I have come to accept that this year will not be my most productive year ever.
I knew this at the start of 2020. I was due to give birth at the end of January and dedicated time to getting ready: balancing work life and home life, while scrambling to make enough freezer food to get me through the haze of newborn life. I knew that we would be challenged without having a "village" nearby—our families and close friends are scattered across the United States and our closest family member lives 13 hours away.
And so we baked and sanitized our way into the new year, and carefully budgeted for furniture from IKEA for a nursery. I had saved up my sick leave for five years in order to have 12 weeks of paid leave after birth.

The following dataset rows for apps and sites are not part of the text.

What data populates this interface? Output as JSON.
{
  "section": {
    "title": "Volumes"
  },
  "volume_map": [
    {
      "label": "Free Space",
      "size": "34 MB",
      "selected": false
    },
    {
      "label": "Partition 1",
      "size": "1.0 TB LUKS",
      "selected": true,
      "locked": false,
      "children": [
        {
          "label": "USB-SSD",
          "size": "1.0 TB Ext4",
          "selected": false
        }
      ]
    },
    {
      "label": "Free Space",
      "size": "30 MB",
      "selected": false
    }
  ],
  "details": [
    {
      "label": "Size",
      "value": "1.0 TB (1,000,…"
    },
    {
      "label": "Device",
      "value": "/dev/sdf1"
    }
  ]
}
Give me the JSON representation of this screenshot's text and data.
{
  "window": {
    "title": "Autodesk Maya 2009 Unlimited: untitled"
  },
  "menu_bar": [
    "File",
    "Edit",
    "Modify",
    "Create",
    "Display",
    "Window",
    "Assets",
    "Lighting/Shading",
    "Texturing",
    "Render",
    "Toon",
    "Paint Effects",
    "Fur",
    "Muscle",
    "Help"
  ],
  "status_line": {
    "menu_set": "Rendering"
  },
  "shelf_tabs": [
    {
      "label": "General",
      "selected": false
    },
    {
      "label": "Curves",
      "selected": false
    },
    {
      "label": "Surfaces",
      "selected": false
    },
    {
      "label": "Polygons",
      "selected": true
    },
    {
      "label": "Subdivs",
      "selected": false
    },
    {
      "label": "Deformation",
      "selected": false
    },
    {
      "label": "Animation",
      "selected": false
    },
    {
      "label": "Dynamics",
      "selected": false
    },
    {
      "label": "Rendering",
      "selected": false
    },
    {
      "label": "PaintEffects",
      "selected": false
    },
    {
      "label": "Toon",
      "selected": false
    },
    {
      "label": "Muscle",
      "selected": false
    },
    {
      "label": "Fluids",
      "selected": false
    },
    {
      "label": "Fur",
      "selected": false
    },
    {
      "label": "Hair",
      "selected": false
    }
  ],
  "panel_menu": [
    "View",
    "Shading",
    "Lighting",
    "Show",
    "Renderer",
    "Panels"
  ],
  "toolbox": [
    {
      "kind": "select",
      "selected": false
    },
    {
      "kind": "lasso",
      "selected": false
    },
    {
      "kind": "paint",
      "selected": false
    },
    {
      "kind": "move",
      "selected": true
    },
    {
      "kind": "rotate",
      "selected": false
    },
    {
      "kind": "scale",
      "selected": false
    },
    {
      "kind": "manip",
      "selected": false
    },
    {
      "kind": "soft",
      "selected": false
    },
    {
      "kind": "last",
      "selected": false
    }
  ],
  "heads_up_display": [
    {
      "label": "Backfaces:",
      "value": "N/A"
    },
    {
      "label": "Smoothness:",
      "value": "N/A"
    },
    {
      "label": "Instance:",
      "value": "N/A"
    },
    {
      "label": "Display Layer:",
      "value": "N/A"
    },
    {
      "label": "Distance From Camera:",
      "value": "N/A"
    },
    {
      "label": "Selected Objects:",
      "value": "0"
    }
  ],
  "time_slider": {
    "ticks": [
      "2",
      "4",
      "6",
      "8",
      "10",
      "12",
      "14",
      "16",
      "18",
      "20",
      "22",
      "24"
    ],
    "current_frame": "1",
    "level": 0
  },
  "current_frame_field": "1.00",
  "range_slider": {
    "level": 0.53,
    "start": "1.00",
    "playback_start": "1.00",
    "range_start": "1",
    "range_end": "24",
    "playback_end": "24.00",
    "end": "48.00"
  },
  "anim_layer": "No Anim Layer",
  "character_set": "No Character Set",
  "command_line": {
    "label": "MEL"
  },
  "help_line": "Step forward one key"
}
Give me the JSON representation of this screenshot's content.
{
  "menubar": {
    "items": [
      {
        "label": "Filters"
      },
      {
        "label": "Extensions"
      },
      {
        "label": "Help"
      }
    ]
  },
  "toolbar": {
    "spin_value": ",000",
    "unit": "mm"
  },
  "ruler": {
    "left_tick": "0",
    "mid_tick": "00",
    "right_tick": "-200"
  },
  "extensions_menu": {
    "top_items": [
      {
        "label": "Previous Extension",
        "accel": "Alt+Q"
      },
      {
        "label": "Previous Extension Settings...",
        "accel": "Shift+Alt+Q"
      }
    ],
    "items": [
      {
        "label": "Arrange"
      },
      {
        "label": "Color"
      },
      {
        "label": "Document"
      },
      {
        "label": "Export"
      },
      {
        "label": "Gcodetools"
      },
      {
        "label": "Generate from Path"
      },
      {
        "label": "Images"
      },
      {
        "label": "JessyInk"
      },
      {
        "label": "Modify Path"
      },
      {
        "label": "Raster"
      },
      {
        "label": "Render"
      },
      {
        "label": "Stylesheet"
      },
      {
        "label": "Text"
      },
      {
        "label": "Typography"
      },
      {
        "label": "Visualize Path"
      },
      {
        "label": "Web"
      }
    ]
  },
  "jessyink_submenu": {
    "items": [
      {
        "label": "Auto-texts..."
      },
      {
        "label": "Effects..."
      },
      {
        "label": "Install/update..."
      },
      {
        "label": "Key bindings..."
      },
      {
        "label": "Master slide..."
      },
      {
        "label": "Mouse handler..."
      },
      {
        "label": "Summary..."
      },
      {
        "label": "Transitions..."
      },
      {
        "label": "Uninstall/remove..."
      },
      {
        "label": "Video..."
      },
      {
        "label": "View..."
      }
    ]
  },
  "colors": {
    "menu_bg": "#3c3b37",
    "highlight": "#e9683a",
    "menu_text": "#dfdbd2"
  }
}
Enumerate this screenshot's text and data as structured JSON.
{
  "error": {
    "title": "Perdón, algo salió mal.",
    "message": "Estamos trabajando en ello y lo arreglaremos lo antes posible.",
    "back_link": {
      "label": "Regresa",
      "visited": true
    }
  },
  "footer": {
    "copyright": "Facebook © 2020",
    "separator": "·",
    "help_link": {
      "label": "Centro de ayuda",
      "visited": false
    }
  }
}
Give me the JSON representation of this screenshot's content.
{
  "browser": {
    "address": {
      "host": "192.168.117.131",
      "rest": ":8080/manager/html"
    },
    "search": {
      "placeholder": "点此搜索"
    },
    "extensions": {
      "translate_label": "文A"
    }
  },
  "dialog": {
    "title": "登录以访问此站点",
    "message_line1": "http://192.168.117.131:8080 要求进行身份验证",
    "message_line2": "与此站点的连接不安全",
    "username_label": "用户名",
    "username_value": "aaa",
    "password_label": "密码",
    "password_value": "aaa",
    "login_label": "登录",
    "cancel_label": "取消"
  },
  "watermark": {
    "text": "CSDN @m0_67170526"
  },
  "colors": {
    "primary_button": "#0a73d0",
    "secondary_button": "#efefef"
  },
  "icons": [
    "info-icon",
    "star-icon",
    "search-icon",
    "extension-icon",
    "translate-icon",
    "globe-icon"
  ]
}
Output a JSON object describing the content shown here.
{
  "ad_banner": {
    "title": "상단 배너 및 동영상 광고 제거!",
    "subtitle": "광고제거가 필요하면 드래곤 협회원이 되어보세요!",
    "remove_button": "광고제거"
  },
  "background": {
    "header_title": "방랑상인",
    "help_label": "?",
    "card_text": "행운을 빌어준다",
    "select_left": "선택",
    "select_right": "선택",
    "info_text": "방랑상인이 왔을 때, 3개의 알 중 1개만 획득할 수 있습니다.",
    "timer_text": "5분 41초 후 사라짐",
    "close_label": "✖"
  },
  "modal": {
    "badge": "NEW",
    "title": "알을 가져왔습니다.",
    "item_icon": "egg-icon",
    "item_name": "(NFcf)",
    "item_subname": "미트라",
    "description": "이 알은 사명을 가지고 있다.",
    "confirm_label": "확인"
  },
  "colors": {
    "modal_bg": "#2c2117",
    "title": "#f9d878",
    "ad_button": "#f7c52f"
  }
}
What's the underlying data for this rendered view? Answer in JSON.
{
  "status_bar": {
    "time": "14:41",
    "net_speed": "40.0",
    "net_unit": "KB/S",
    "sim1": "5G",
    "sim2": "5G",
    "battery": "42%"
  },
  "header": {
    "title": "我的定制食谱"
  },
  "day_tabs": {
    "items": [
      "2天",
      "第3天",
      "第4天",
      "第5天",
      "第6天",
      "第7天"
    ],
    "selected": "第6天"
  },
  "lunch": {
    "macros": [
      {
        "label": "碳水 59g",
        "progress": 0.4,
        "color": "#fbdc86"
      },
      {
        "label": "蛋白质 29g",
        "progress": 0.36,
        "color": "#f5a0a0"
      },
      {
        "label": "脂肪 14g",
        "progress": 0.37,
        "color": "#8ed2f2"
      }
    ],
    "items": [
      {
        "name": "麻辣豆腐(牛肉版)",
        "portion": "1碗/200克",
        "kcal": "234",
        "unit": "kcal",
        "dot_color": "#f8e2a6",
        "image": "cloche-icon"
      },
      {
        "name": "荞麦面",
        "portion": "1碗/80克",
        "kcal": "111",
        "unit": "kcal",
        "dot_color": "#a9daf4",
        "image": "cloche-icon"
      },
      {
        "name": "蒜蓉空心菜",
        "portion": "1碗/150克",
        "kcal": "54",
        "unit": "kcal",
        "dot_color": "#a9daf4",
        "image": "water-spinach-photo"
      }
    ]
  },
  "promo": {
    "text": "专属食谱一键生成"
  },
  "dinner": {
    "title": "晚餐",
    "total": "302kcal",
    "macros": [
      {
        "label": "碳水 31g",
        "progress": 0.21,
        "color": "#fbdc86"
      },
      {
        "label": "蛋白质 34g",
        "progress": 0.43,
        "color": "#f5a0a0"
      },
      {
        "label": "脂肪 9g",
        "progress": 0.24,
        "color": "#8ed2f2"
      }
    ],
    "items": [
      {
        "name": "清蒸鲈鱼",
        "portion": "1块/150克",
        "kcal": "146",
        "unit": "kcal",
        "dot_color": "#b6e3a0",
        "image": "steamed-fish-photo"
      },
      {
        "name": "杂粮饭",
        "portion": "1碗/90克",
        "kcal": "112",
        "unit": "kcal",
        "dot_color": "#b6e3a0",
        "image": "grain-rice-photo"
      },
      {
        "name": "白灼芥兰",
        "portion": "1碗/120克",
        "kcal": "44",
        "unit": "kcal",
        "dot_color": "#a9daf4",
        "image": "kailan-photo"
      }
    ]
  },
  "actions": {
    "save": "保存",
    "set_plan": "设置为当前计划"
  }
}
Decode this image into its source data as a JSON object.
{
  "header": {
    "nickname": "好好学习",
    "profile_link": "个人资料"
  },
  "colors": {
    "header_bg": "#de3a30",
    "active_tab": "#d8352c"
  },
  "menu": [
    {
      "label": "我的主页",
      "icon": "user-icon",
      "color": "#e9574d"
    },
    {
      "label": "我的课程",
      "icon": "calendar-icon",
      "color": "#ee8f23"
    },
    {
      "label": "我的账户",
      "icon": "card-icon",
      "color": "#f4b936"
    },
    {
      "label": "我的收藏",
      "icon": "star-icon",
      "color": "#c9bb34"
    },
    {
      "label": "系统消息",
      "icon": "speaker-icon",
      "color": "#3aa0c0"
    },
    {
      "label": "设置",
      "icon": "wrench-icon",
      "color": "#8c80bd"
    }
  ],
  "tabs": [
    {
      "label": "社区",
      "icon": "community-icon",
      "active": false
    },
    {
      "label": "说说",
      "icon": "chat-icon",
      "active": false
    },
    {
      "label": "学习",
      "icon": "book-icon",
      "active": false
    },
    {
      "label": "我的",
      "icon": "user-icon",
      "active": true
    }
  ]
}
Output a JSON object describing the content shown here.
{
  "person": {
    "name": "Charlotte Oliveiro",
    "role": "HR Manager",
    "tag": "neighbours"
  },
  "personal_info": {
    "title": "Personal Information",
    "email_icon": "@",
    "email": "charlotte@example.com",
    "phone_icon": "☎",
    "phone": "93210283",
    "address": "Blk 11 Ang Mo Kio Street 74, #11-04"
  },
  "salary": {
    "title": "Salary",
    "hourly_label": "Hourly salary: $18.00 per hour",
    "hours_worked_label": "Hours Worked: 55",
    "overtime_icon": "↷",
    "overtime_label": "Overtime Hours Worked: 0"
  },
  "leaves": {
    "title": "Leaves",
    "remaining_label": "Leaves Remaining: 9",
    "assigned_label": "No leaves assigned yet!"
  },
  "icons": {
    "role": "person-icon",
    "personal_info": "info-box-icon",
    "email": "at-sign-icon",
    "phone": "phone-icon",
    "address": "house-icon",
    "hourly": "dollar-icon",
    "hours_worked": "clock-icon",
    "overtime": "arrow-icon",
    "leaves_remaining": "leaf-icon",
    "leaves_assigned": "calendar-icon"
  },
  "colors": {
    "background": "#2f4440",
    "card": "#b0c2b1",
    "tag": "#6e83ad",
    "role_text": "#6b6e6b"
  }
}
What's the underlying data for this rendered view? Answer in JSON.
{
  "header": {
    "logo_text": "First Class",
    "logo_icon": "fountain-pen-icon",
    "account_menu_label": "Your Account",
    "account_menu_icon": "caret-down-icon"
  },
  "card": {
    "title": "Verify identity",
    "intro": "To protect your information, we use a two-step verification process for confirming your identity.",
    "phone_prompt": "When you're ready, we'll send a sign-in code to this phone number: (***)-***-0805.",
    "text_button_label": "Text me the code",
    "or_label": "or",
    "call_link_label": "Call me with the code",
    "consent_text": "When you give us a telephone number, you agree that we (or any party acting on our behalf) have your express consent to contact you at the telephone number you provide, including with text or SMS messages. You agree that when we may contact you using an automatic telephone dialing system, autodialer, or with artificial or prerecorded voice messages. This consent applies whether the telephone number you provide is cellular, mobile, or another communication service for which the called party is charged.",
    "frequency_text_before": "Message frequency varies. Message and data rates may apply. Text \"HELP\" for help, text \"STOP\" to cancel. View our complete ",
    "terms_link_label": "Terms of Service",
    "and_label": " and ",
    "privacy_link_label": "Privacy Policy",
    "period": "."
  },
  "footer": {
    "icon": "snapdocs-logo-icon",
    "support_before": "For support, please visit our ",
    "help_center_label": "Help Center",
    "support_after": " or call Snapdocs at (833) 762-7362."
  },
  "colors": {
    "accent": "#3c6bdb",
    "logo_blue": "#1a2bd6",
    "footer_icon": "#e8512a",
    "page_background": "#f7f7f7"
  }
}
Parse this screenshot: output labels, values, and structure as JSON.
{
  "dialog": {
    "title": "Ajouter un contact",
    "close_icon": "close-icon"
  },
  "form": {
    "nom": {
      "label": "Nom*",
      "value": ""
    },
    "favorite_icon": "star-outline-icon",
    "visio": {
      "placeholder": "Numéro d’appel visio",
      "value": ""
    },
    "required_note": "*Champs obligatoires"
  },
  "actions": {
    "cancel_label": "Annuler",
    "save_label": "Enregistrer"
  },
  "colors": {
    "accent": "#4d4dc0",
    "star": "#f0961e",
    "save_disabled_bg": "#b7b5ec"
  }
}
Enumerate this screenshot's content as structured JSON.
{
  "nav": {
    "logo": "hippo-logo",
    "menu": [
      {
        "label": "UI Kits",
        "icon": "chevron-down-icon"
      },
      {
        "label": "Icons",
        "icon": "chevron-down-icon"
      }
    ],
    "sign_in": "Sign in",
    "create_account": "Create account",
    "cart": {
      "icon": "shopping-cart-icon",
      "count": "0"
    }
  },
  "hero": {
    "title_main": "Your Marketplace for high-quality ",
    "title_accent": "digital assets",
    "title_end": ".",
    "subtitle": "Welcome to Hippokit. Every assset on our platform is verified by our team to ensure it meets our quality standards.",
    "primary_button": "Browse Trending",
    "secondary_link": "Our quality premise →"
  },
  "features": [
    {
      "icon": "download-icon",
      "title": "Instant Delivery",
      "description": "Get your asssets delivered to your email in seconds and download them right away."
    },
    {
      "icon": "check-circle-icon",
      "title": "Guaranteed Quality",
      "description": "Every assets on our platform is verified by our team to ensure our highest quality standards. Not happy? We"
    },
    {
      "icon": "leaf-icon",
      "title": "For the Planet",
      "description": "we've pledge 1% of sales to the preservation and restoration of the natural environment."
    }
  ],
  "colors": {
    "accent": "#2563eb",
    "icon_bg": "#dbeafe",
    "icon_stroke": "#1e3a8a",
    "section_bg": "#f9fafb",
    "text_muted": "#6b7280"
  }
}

That was the plan. I was prepared.
Late January came, and there was our daughter. Beautiful and bright, if a little jaundiced. We were ecstatic and fearful and tired and grateful and in love.
But there was no way to prepare for what came next.
My father unexpectedly dying. My mother's house robbed. My mother furloughed. A global pandemic. My husband and I frantically conserving food and bleach, telling each other in grim voices, "I'm going on a run" to the grocery store as if we were living the reality of The Walking Dead.
We live in a designated hotspot of the coronavirus in the Southeast. We barely leave the house and often find ourselves in tense negotiations with family members who are convinced we are overly cautious. As the school year looms, we are hearing reports that teachers are being advised to create wills in preparation of heading back to campus or into classrooms. As contingent faculty on one-year contracts, we worry over our jobs, our students, our lives.
Amidst this, I am still working on managing everyday postpartum life—the thrills, the guilt, the laughter, the resentment. It's hard to balance emotion as the go-to parent. As I am exclusively breastfeeding, I do not have uninterrupted hours, uninterrupted time. Being screened for postpartum depression has left me bewildered in the time of COVID-19. Where to start? I blink, and answer that I'm managing. That's all I can hope to do.
There are small wins: that brief moment when I wake up before my daughter does and I forget, for a moment, staring at her through the baby monitor, what has happened, what is happening. She stirs and I go to her, dressing her for another day, keeping her clean and dry and (I convince myself) safe. She's just started to have a deep belly laugh and I breathe her in, deeply. It is all her then, like a kaleidoscope of joy and hope and time.
But each day I step into armor, worrying plating my shoulders, my neck, the tension rigid like steel.
Work, family, friends, the world—these feel like scattered grains of rice I am constantly gathering together to hold safe in my hands like the mythic Vasilissa, though without cosmic help. They spill through my fingers with each breath.
So I'm letting go.
My good friend gave me the best piece of advice when I was pregnant: readjust expectations. Parents and in-laws and family will act differently than you assume. People you expect to "show up" won't. Others step up to bat for you in surprising and touching ways. This is all true.
But this also needs to happen for ourselves. By readjusting my expectations, I'm letting go of any pre-ordained "work-life balance." Work has infiltrated our home. Working remotely has left me (limping? braving? prospering?) through Zoom calls while breastfeeding.
For myself and other working parents, work has required checking with a supervisor for their permission to keep our children in our homes during "work" hours. When people complain about children or dogs—life—happening in the background of Zoom calls, I listen. But I speak up too, heart thudding with nerves—reminding colleagues and supervisors that parents may not have much choice, with so many daycares full, or closed for cleaning or quarantine, or no longer financially available. I sweat in those moments, feeling brave, feeling exposed, feeling dismissed.
I wanted to breastfeed my daughter at least six months, and we met that goal. Feeding your child—no matter the method—is hard. We used formula in the early days to supplement, and I exclusively pumped when I traveled to say goodbye to my father—all of it was time consuming, worrisome and hard.
I celebrate that my husband and I have not been furloughed yet. That I live in an age when I can FaceTime with my 95-year-old WWII veteran grandfather in the Midwest, my mother on the East Coast. That I have time with my daughter every day. She is our beacon in the midst of a storm. And I am grateful for my husband's presence in the middle of the night when I wake up, terrified of my phone ringing, of more bad news.
I celebrate myself. That I am managing. I am managing.
These feel like heartbreaks. These feel like miracles.
Once, before my daughter's birth, a friend told me to stop listening to those who would urge me to enjoy my daughter now before she grows up. To cherish this age, this era. He shook his head and grinned, full of pride for his own two grown kids, and said, "Every age is the best age."
Perhaps for us, too.